On Tuesday 1 April legislation kicked in that made the partner of lesbian mothers gain equal rights as the parent of their child. For the longest time, the ‘second’ mother (or co-mother) had to go through a costly adoption procedure in order to become the legal parent of their partner’s child. The procedure lasted at least 6 months, cost at least 1000 euro and was very stressful. If something happened to the child in the mean time, the co-mother had no rights whatsoever, turning the child into an orphan. Thanks to this change in the law, children of lesbian parents have rights that equal those of children born of heterosexual couples.
Before, only the birth mother was considered the mother and a second mother had no legal rights. When a heterosexual couple adopted a child or went through artificial insemination, the father just had to sign some papers and never had to go through any kind of adoption procedure like gay women did.
Once marriage is made legal for homosexuals, the next step is taking care of such parenting issues, so foreign countries, take note.
(Links: www.welingelichtekringen.nl, www.coc.nl, Photo of Crying baby by Chalky Lives, some rights reserved)
Tags: lesbians, rights
After weeks of debating the ‘Zwarte Piet’ tradition during Sinterklaas, which involves blackface considered a tradition here but racist abroad, a steady number of Dutch people on Facebook are now pissed off at the Pope.
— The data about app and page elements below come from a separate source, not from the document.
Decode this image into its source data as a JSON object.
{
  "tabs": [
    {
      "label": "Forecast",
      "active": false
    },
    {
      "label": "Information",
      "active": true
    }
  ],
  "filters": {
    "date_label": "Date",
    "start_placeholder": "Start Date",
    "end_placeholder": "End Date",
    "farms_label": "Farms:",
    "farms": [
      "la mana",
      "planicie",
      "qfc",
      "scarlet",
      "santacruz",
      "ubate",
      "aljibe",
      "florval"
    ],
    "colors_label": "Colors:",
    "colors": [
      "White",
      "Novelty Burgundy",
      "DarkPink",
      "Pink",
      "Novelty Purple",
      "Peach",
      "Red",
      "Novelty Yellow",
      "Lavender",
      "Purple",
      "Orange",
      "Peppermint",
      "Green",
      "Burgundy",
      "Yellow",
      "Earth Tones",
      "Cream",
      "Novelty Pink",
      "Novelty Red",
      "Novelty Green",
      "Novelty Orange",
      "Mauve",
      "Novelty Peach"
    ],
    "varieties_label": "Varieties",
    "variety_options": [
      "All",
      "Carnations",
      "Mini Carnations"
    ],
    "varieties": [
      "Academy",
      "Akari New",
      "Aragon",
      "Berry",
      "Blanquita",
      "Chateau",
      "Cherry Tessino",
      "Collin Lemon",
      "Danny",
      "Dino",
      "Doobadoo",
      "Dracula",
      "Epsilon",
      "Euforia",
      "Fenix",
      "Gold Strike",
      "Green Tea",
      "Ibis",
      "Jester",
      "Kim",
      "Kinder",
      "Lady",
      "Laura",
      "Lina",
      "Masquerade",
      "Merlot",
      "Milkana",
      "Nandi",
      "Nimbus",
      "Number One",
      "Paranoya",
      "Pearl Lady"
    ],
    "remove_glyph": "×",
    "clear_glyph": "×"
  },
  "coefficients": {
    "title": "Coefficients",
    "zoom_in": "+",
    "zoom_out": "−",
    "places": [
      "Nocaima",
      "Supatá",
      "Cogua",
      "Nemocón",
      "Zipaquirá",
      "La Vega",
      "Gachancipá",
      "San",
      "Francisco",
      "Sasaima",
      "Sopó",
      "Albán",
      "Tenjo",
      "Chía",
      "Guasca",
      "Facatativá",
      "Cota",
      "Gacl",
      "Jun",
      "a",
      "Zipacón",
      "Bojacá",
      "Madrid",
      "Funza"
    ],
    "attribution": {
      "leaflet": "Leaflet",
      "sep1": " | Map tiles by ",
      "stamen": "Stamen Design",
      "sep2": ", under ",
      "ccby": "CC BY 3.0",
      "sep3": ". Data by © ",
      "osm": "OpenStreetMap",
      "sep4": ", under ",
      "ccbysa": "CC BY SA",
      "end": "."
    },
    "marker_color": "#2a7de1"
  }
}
The Pope’s famous Dutch saying, “bedankt voor de bloemen” (“thanks for the flowers”), is often the first thing that pops to mind if you mention the Pope to a Dutch person. The Facebook page Geen bloemen naar de Paus (‘No flowers for the Pope’) wants to stop sending flowers to the Pope at Easter and is venting its anger at the Pope’s heteronormative Christmas speech, which angered Foreign Affairs Minister Frans Timmermans who lashed out in the media at the Pope’s ‘homophobia’:
“If every person is unique, as the Pope’s representative said in Dublin last week, then why should that unique person not have the right to stand up for their own sexual orientation? Marriage between two people of the same sex is having respect for the uniqueness of the individual.”
I for one will never, ever get over the amount of child abuse reported from the Catholic church since I was old enough to understand what it was.
The Netherlands was the first country in the world to legalize same-sex marriages, although some controversy remains over municipal officials who refuse to marry gays and lesbians on religious grounds.
Regardless, to quote a gay friend back in the 1990s inspired by the American’s first Bush administration: “Hate is not a family value”.
Tags: Facebook, flowers, gays, homosexuals, lesbians, marriage, Pope, same-sex
For the first time, Amsterdam’s Gay Pride canal parade will feature a Dutch-Turkish boat that fits 80 people. However, the organisers say that it’s mostly gay Turkish men on the boat and that they have few lesbians. “Many women are still afraid of coming out of the closet although many of them simply don’t have an affinity with the whole Gay Pride thing,” explains one of the female organisers.
They could already be full, but the Dutch film in the link says they could use 10 more lesbians. The whole point of the boat is to show that having a Turkish background and being gay goes together in a positive way. And even though they didn’t get any entrepreneurs to sponsor the boat, they’ve only had positive responses, as “emancipation takes time”.
(Link: www.lokum.nl, Photo of Gay flag by sigmaration, some rights reserved)
Tags: gay pride, gays, lesbians, Turks
On 20 April, some 20 kilometres of hiking routes for lesbians will be officially opened in the province of Brabant. In the woods near Alphen lesbians will be able to enjoy nature and “get together”.
The first Dutch “ladies’ route” was opened in North Holland, and there are also routes in Zeeland and Drenthe. Noord-Brabant is now the fourth province to go lesbian friendly. The goal is to have lesbian hiking routes throughout the country.
Tags: Alphen, hiking, lesbians, woods